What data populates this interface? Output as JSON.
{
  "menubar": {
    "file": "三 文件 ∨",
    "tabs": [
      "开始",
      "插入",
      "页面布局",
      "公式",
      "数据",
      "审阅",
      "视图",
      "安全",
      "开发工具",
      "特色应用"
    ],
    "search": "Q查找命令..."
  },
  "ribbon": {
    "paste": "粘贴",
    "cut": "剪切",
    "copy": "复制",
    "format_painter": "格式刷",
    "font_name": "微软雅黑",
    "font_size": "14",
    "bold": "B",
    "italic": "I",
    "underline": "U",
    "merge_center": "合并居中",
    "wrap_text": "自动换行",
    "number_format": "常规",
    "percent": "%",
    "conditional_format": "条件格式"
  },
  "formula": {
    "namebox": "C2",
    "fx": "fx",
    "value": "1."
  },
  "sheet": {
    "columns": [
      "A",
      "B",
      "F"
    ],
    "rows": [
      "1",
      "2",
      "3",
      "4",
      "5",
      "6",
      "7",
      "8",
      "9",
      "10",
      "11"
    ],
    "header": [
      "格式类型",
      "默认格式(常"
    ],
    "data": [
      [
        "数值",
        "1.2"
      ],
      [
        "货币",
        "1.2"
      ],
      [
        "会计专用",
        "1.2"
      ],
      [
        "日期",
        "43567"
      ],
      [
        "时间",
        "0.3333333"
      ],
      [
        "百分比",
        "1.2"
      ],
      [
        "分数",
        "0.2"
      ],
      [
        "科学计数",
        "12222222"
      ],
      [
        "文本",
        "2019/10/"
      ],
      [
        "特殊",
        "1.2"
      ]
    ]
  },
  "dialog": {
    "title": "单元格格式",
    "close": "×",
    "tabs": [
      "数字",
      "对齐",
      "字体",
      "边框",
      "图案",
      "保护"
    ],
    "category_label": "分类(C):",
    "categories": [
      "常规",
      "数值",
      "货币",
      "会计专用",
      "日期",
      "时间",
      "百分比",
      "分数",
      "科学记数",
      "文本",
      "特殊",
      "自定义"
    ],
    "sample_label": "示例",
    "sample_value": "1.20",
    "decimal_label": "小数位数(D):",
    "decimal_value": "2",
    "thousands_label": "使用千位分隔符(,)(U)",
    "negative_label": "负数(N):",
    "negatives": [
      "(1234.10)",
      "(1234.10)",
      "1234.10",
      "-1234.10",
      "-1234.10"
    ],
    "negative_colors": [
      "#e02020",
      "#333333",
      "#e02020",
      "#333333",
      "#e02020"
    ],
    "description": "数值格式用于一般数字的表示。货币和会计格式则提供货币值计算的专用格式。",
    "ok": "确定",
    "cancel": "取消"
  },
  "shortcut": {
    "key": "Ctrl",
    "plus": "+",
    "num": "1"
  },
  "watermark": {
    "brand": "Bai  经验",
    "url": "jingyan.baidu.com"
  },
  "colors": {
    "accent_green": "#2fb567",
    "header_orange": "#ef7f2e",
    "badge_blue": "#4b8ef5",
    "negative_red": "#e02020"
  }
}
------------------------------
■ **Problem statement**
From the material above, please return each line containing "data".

■ **Problem solution**
What data populates this interface? Output as JSON.
    "data": [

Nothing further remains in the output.